I have to say that some ... no, most people do not understand why I am so anti-religious. Most people do not understand the pure feeling of relief I felt when I finally read Thomas Paine's Age of Reason which opened my eyes to the reality of what religion is all about: the quest for power over humans. If that was all there was to it then I could have remained a deist quietly and contentedly. However, and this is the purpose of this blog, my quests in religion have created something inside of me much like a demon.
I come off like I'm completely confident in my stance about there not being a god. I am certain of this, however, there is a battle that I am waging against myself, internally. I have about 25 years worth of self-created guilt as a result of my quest for the perfect religion. I held myself to such high standards, gave myself completely to the poverty that was supposed to be my salvation. I felt the need to sell my 'soul' back to 'god' because I didn't feel I was worthy of it. This nimbus of complete and total submission to religion flowed through me so thickly and so strongly that there were moments that I felt certain that god would speak to me directly or that at any moment jesus would step through the clouds and guide me on my path of righteousness. Most of my friends from this time period can vouch for my arrogance and certainty in this matter. I really did strive for honesty and goodness. I really did chide myself whenever I stepped out of line or perceived myself as stepped out of line.
All those moments during the most important times of my life when I felt like I was loosing my grips on reality and could only resort to 'faith' to get myself through, it was probably the most damaging thing I could have done to myself. I admit it now, there were times in my life when I really thought my reality was shattered. Times when I didn't know what was real and what was unreal or fantasy. There were moments when I didn't think I would be able to pull myself out of whatever dark dungeon my brain had stepped into. I have to say that from the age of 20 - 30 a man must come to grips with his mind or he will loose it. I nearly lost mine and the consequences of this are felt by what is now called my conscience.

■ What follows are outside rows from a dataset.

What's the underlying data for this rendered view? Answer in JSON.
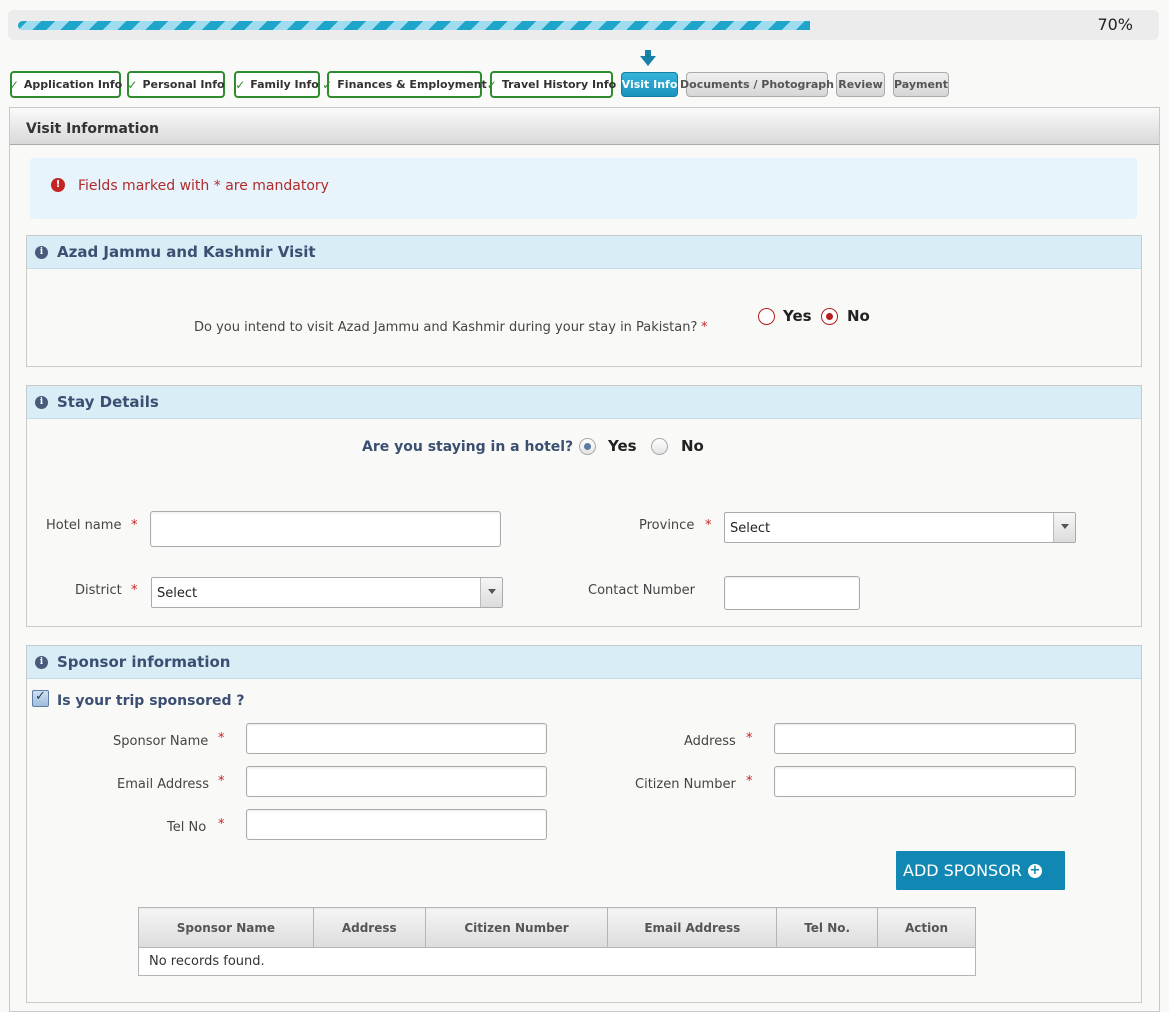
{
  "progress": {
    "percent_label": "70%",
    "fraction": 0.7
  },
  "steps": [
    {
      "label": "Application Info",
      "state": "done"
    },
    {
      "label": "Personal Info",
      "state": "done"
    },
    {
      "label": "Family Info",
      "state": "done"
    },
    {
      "label": "Finances & Employment",
      "state": "done"
    },
    {
      "label": "Travel History Info",
      "state": "done"
    },
    {
      "label": "Visit Info",
      "state": "active"
    },
    {
      "label": "Documents / Photograph",
      "state": "todo"
    },
    {
      "label": "Review",
      "state": "todo"
    },
    {
      "label": "Payment",
      "state": "todo"
    }
  ],
  "check_mark": "✓",
  "panel": {
    "title": "Visit Information"
  },
  "mandatory_note": {
    "text_before": "Fields marked with ",
    "asterisk": "*",
    "text_after": " are mandatory"
  },
  "asterisk": "*",
  "ajk": {
    "title": "Azad Jammu and Kashmir Visit",
    "question": "Do you intend to visit Azad Jammu and Kashmir during your stay in Pakistan?",
    "yes": "Yes",
    "no": "No",
    "selected": "No"
  },
  "stay": {
    "title": "Stay Details",
    "question": "Are you staying in a hotel?",
    "yes": "Yes",
    "no": "No",
    "selected": "Yes",
    "hotel_name_label": "Hotel name",
    "hotel_name_value": "",
    "province_label": "Province",
    "province_value": "Select",
    "district_label": "District",
    "district_value": "Select",
    "contact_label": "Contact Number",
    "contact_value": ""
  },
  "sponsor": {
    "title": "Sponsor information",
    "checkbox_label": "Is your trip sponsored ?",
    "checked": true,
    "name_label": "Sponsor Name",
    "address_label": "Address",
    "email_label": "Email Address",
    "citizen_label": "Citizen Number",
    "tel_label": "Tel No",
    "add_button": "ADD SPONSOR",
    "table_headers": [
      "Sponsor Name",
      "Address",
      "Citizen Number",
      "Email Address",
      "Tel No.",
      "Action"
    ],
    "empty_text": "No records found."
  },
  "colors": {
    "accent": "#1a93bd",
    "done_border": "#2e8b2e",
    "required": "#c52424",
    "section_header": "#d9edf7"
  }
}
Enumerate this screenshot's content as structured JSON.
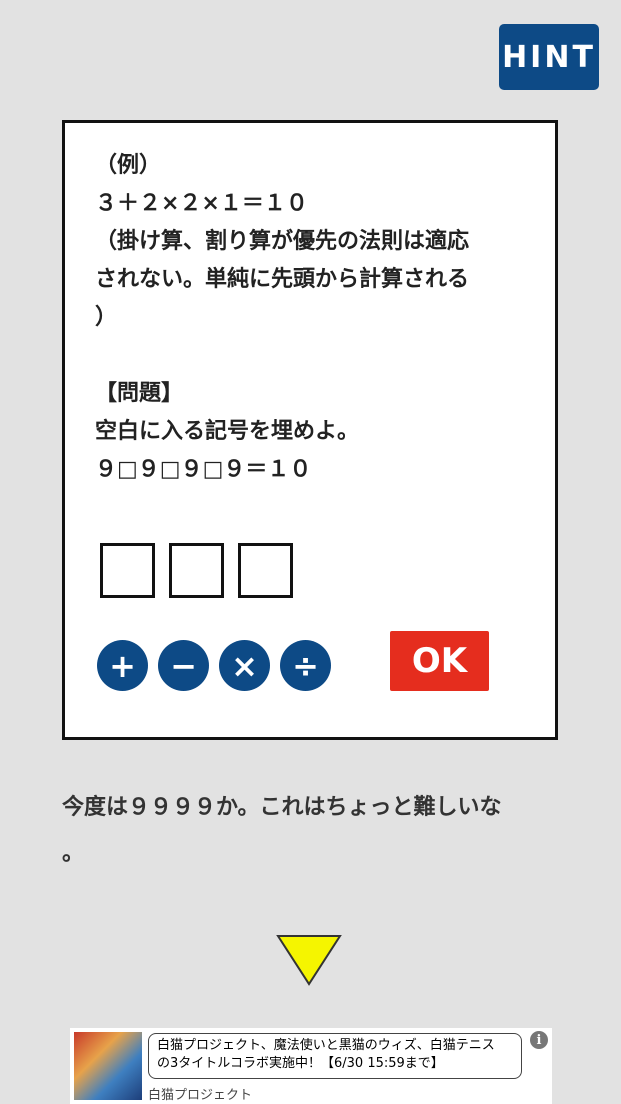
{
  "hint_button": {
    "label": "HINT",
    "color": "#0d4a86"
  },
  "puzzle": {
    "lines": [
      "（例）",
      "３＋２×２×１＝１０",
      "（掛け算、割り算が優先の法則は適応",
      "されない。単純に先頭から計算される",
      "）",
      "",
      "【問題】",
      "空白に入る記号を埋めよ。",
      "９□９□９□９＝１０"
    ],
    "answer_slots": [
      "",
      "",
      ""
    ]
  },
  "operators": [
    {
      "name": "plus",
      "symbol": "+"
    },
    {
      "name": "minus",
      "symbol": "−"
    },
    {
      "name": "multiply",
      "symbol": "×"
    },
    {
      "name": "divide",
      "symbol": "÷"
    }
  ],
  "ok_button": {
    "label": "OK",
    "color": "#e52d1e"
  },
  "dialogue": {
    "lines": [
      "今度は９９９９か。これはちょっと難しいな",
      "。"
    ]
  },
  "next_arrow": {
    "icon": "triangle-down-icon",
    "color": "#f5f500"
  },
  "ad": {
    "text_line1": "白猫プロジェクト、魔法使いと黒猫のウィズ、白猫テニス",
    "text_line2": "の3タイトルコラボ実施中！【6/30 15:59まで】",
    "source": "白猫プロジェクト",
    "info_icon": "info-icon"
  }
}
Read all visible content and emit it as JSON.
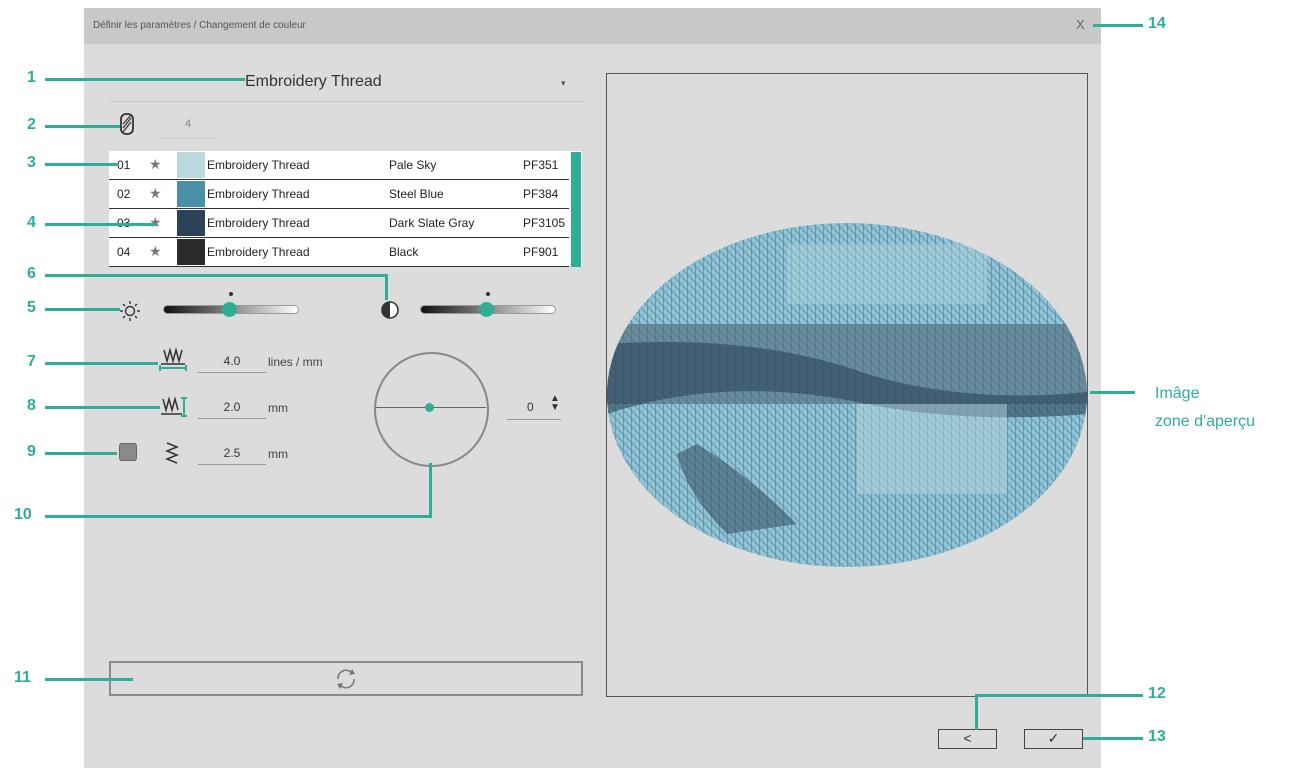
{
  "dialog": {
    "title": "Définir les paramètres / Changement de couleur",
    "close_label": "X"
  },
  "thread_select": {
    "value": "Embroidery Thread",
    "arrow": "▾"
  },
  "thread_count": "4",
  "threads": [
    {
      "num": "01",
      "type": "Embroidery Thread",
      "name": "Pale Sky",
      "code": "PF351",
      "color": "#bcd9e0"
    },
    {
      "num": "02",
      "type": "Embroidery Thread",
      "name": "Steel Blue",
      "code": "PF384",
      "color": "#4a8fa8"
    },
    {
      "num": "03",
      "type": "Embroidery Thread",
      "name": "Dark Slate Gray",
      "code": "PF3105",
      "color": "#2c4258"
    },
    {
      "num": "04",
      "type": "Embroidery Thread",
      "name": "Black",
      "code": "PF901",
      "color": "#2a2a2a"
    }
  ],
  "brightness": {
    "level": 0.5
  },
  "contrast": {
    "level": 0.5
  },
  "density": {
    "value": "4.0",
    "unit": "lines / mm"
  },
  "stitch_length": {
    "value": "2.0",
    "unit": "mm"
  },
  "run_pitch": {
    "value": "2.5",
    "unit": "mm"
  },
  "angle": {
    "value": "0"
  },
  "buttons": {
    "back": "<",
    "ok": "✓"
  },
  "preview_caption": {
    "line1": "Imâge",
    "line2": "zone d'aperçu"
  },
  "callouts": [
    "1",
    "2",
    "3",
    "4",
    "5",
    "6",
    "7",
    "8",
    "9",
    "10",
    "11",
    "12",
    "13",
    "14"
  ],
  "colors": {
    "accent": "#2fae97",
    "dialog_bg": "#dcdcdc",
    "titlebar_bg": "#c8c8c8"
  }
}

The problem is that from the get go I set standards that were unachievable. My reading the bible and seeking it's guidance created inside my head, a cage for my whole mind. It created a place where I was forced to bend nature to the will of that books perception. I twisted reality around in order for it to justify itself to that book. I expected ideals to be real and the consequences of failure to be swift and final. Of course I was setting up these standards on my own. When I asked those who I thought were wise enough to know for certain, I got answers that were shifty and not at all relevant to the original questions. I looked at Atheists with distaste and even with sadness because I really did think they were missing something so obvious. Even when my friends confessed this Atheism or Agnosticism I pitied them. What I was doing was feeding the beast called my conscience. I really did feel I was better and wiser than everyone else. What's even sadder is that my feeling that I was better was too prideful and shameful to me so even to this day I have locked myself away from everything and everyone that I ever cared about from my past. I fear my old friends because of the consequences of my judgments against them. Like my deceased friend Scott who came to me as a friend for advice and all I did was approach him with love and caring that was born from my own arrogance. If the placebo affect is real and is related to the power of suggestion then I may as well could have cursed him and put him on the road that led him to suicide. Ok, self-loathing aside, he was put on that path by his parents and then when he came to me as a friend, I sided with his parents instead of as a friend (which I thought I was doing at the time).
So yeah, that's just one thing among a whole pile of others. Over all this time I created a conscience within myself that set the highest standards and expectations which led me down so many terrible roads. Thankfully I started waking up a few years back when I started showing frustrations with religion in general. I wasn't sure what the problem was, only that I didn't like it and it seemed to espouse power over people that it didn't have a right to. So I stepped away from religion, at least put it at the back of my mind. My terrible conscience however, remained strong.
That conscience is indeed a beast. It represents the beast that I used to call god. I battle with it every single day. It comes to me and drives me into panic attacks, challenging my atheism, challenging my right to be free from judgment. It can't be healthy to refer to it as a different part of myself but that is the only way I can describe it. I am winning against it, this much I do know. It's a matter of repeatedly dogging every one of those expectations and rules and guidelines and laws and fears that I set up for myself. I'm diligent against it. I will not let it win. This is what makes me a militant atheist. I will not give up until I feel that part of me die, forever.
Though we lament and cry out at the loneliness of humankind on our blue marble of a planet, we seem to find some solace in creating a fantasy where our singularness is somehow holy and meant to be. It grants us the ability to feel better about our lamentations of loneliness and gives us strength to go on as a species. However, it is fiction only. It is only fantasy. Our world is not 'magical' it is what we were given and that's magic enough. So I rile against anyone who is trying to perpetuate the fantasy instead of accepting reality. We are a lonely race of humans on this pale blue dot who resides in this rather large corner of a rather large but typical galaxy full of stars, many like our own.